Later on, Lucatero demonstrated with excerpts from two of his own films, which was the part of the masterclass I found quite useful. There are a few technicalities which, when exemplified like that, are much easier to remember. And really, this is the main reason for which I wanted to attend a film masterclass. I need to learn the technicalities of the filmmaking process. As Porumboiu once pointed out, there are too many reviewers out there who don't write film reviews. They write high school literary analyses. I mean, don't get me wrong - I don't think a review should be full of technicalities that only filmmakers will get, but you do need to mention a few details. You can't write reviews that are all summary (summary?! what am I talking about? I have read "reviews" that describe the entire film, scene by scene; I've often wondered: what do these ppl do? do they take notes during the whole film or is their memory that good?) , make zero film references and call that film criticism. Anyways, the two films:

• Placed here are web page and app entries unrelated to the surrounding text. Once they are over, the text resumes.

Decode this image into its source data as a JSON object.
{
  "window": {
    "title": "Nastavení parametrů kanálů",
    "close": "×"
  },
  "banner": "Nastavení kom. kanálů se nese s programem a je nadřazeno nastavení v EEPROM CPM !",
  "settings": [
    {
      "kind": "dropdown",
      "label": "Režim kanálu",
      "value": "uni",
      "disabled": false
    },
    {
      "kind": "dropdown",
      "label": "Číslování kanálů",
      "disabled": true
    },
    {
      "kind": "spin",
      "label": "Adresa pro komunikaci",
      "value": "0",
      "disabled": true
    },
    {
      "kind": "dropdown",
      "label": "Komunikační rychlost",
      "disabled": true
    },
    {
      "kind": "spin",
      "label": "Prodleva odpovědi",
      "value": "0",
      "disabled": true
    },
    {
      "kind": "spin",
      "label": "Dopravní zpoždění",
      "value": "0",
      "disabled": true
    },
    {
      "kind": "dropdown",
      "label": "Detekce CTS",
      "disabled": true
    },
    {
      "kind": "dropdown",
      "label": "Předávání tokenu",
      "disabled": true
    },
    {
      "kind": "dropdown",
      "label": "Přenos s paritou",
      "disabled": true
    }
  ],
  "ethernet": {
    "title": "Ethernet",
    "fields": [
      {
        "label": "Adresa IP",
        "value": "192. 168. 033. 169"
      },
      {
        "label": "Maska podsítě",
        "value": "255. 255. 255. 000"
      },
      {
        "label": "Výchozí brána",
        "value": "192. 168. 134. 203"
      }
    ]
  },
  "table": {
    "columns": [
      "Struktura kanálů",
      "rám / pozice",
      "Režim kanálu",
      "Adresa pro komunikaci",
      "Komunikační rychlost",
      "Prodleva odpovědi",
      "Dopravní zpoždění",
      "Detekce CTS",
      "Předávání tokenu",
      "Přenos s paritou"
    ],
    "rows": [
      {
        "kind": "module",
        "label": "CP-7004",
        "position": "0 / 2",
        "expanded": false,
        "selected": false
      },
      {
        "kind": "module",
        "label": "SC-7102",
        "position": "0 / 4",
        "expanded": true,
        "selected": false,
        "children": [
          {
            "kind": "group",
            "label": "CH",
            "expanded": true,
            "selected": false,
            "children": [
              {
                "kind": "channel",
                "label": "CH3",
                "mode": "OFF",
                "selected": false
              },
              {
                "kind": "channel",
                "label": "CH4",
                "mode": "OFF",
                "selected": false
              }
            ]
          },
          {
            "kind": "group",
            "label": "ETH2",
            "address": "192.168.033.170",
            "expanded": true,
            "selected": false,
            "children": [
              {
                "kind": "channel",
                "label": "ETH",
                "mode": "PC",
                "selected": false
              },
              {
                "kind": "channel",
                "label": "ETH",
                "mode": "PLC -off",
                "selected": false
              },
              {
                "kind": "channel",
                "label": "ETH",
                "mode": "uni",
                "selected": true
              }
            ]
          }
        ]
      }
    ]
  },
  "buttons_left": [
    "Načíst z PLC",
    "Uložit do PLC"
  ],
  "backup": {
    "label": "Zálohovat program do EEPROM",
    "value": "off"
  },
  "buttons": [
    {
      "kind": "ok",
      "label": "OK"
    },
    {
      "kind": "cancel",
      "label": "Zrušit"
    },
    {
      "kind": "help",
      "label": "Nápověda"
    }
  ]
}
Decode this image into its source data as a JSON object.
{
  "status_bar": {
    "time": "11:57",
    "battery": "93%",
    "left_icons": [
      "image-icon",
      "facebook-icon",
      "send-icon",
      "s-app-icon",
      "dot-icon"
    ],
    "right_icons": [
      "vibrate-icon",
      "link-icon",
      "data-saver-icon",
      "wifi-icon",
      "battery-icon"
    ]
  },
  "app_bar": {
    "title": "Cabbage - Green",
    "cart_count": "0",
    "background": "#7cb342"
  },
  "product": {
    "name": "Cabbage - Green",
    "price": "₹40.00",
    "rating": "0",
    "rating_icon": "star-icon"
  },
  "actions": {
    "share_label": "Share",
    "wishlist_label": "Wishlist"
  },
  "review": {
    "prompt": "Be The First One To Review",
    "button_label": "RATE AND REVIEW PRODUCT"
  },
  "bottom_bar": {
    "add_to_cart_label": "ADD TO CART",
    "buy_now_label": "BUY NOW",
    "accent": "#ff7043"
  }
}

Les Vivants is a documentary shot in Montreal, Canada about people who dedicate their working lives to Thanatos. You can see it tomorrow, at Victoria, at 8 p.m. (Unfortunately, I later realized I can't use my invitation - I depend on mersultrenurilor and 8 p.m. is a little too late for me. The first time I get an invitation to a film screening, and I can't use it, ufa.)
(I'll have to admit I did feel kinda lame when Lucatero said the first comparisons ppl make are to Six Feet Under and Okuribito/ Departures because Six Feet Under was the first thing that came to mind when I saw the trailer.)
Technical details: shot in widescreen (which, apparently, is an unusual choice for a documentary).
Les Vivants (Eduardo Lucatero, 2011)
Preludio is not the film to which YouTube directed me when I searched "preludio trailer", and thank god for that. Preludio is carried by two characters, which is a type of film Lucatero suggested was risky - in terms of audience response, I guess. But we all know there are quite a few films with only two characters that work wonderfully. (Abed knows what I'm talking about.)
Technical details: filmed in one shot, with a Red camera.
|Preludio (Eduardo Lucatero, 2010)|
What you (you, accidental reader) need to remember from this all-over-the-place post is this: if you have the chance to go to a masterclass on film or to screenings followed by a Q&A, go! I'll probably hate you for it, but go (I'm not immune to fomo, on the contrary). Just don't be selfish and remember to post a few notes online so that those less fortunate, like myself, at least know what we've missed.